Also, the dissidents were outside the church both days, telling mission members they shouldn't go to Mass and engaging in occasional shoving matches. Out of sympathy or fear, most stayed away, and only about five people attended.
It was in this heated atmosphere that Father Don's calm, steadying influence and positive message became major factors. He didn't condemn anyone or overreact, he says, but "I constantly affirmed the mission members who stayed for their faithfulness to the authentic Catholic Church." And he repeatedly shared Scripture passages to reinforce his message.
The tide began to turn. By the third week, there were 20 at Mass, and the number climbed gradually.
Bishop Edward Slattery of the Diocese of Tulsa held a town hall-type meeting in an effort to reach out to everyone involved. In addition, the diocese sent a Hispanic priest once a month to concelebrate and preach. "The bishop and diocese treated the people with genuine respect and concern," says Father Don.
As members returned and were reconciled with the Church, they expressed their remorse. Even some dissident leaders came back.

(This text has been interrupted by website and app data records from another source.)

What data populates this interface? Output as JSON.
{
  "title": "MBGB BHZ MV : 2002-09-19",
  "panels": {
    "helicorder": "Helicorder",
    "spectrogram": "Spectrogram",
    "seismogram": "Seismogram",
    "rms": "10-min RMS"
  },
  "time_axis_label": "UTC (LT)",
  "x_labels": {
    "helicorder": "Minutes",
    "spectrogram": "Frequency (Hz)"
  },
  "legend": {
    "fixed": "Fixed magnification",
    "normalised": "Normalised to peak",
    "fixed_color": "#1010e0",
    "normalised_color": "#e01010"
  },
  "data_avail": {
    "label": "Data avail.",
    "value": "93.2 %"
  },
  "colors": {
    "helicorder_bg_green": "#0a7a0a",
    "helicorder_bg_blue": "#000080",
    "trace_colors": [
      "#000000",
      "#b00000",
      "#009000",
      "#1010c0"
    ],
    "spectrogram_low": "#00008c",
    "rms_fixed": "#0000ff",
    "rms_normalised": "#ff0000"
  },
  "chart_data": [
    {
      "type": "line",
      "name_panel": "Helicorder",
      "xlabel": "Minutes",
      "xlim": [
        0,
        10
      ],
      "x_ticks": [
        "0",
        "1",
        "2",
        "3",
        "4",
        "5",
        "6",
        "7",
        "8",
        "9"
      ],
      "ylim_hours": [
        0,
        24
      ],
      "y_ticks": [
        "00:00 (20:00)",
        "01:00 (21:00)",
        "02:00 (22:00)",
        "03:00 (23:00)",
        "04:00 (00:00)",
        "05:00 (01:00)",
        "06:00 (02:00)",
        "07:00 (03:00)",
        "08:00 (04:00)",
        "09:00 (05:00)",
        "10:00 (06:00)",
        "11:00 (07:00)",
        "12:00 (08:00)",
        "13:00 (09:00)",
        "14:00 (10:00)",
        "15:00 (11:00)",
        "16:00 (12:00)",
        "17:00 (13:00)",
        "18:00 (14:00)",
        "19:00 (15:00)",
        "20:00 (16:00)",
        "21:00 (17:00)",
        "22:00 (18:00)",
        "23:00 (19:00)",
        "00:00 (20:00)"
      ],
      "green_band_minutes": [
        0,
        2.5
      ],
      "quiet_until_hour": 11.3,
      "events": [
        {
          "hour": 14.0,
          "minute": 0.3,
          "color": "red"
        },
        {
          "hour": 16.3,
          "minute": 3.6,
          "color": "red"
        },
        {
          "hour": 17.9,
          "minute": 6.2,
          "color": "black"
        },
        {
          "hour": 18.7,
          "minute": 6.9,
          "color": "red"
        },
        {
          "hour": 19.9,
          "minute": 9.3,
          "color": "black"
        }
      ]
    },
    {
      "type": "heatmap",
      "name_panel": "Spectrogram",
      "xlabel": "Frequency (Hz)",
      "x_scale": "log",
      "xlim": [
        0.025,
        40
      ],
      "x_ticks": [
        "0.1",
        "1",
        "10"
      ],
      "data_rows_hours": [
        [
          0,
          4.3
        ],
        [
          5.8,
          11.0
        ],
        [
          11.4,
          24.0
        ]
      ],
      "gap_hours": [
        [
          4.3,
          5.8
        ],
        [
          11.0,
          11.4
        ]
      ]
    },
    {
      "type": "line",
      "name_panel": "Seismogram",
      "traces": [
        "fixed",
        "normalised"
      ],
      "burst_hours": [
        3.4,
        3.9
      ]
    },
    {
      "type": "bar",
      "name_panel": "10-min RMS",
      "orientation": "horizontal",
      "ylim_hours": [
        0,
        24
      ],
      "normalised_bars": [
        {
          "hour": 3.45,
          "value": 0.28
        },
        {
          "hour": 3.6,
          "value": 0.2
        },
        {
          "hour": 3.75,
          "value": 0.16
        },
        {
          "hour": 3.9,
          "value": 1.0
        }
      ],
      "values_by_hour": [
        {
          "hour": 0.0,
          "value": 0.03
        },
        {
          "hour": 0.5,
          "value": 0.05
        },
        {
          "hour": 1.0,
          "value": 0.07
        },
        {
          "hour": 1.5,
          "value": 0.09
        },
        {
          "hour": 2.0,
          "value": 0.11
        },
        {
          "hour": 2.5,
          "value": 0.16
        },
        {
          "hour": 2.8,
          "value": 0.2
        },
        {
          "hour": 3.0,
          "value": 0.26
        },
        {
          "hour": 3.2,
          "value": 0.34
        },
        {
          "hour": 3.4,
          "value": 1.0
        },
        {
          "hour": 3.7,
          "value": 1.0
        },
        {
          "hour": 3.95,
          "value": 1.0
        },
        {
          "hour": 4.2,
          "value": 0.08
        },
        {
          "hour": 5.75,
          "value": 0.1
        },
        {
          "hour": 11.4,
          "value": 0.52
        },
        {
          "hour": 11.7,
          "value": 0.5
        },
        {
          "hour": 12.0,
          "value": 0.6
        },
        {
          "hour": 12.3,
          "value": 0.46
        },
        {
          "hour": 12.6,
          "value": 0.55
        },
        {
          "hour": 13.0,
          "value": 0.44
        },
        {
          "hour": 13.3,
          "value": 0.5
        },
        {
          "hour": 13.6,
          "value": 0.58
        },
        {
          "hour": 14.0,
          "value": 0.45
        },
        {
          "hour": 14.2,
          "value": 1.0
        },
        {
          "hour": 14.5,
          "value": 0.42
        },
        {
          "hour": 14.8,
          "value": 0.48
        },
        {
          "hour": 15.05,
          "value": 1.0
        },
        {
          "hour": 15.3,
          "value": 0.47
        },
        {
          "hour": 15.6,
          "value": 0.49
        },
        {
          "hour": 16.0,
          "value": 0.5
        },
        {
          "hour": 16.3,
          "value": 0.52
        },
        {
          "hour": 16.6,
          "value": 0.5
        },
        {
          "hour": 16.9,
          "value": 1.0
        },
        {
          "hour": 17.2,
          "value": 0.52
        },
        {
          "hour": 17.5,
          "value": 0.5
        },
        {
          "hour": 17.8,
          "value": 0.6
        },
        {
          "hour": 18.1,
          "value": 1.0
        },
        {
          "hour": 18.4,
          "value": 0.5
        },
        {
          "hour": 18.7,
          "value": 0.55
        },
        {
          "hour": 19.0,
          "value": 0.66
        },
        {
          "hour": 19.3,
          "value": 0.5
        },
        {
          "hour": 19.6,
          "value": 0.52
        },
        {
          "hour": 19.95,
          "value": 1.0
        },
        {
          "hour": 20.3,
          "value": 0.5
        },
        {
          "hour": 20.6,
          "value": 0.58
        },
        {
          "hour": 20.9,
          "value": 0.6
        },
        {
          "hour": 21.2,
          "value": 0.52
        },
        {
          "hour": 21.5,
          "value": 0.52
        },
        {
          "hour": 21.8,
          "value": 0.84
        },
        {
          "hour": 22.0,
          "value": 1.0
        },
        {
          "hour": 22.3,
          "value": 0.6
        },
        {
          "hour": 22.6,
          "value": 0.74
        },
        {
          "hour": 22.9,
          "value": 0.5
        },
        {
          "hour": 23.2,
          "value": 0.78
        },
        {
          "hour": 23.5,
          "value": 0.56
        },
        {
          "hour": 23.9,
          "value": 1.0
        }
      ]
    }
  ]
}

"By mid-2009 we had come full circle," Father Don says. "We're better and stronger now. The church has been filled at Mass-with about 120 people and a new energy. The people have seemed more aware than ever that their faith is a privilege and not a convenience. Also, the lay leaders have been even more willing to take ownership."
All these changes set the stage for the Heavener mission's unified, reverent, joyous celebration of the Feast of Our Lady of Guadalupe Dec. 12. "It was unique and amazing," says Father Don. The diocese even lent the mission an authentic replica of Juan Diego's mantle-with the image of Our Lady-for their novena and procession.
The people had prepared for many months, holding food sales to cover expenses such as roses, decorations and more. That morning, Father Don arrived at 5 a.m. for mañanitas (morning praise)-and was "shocked and touched" to see the church already filled with people, with more outside...all 300 ready for a day of prayer, singing and celebration.
Most important to Father Don was that "the Sacred Heart community truly expressed thanks and celebrated their return to unity and harmony."
Just two weeks later, when Father Don couldn't travel through the snow to celebrate Christmas Mass in Heavener, "Over 90 mission members gathered on their own for a prayer service," he says, "with lay leaders reading Scripture and the choir leading hymns. It was a perfect example of their initiative and dedication to their faith."
For the future, the mission has been given a second run-down building next to the one they are presently using. Father Don says members will gradually pay back the diocese for a roof-repair loan and renovate the second structure for needed space." They know their faith is a privilege," he says, "and they're willing to work for it."
This article originally appeared in the February 2010 Boost-A-Month Club newsletter.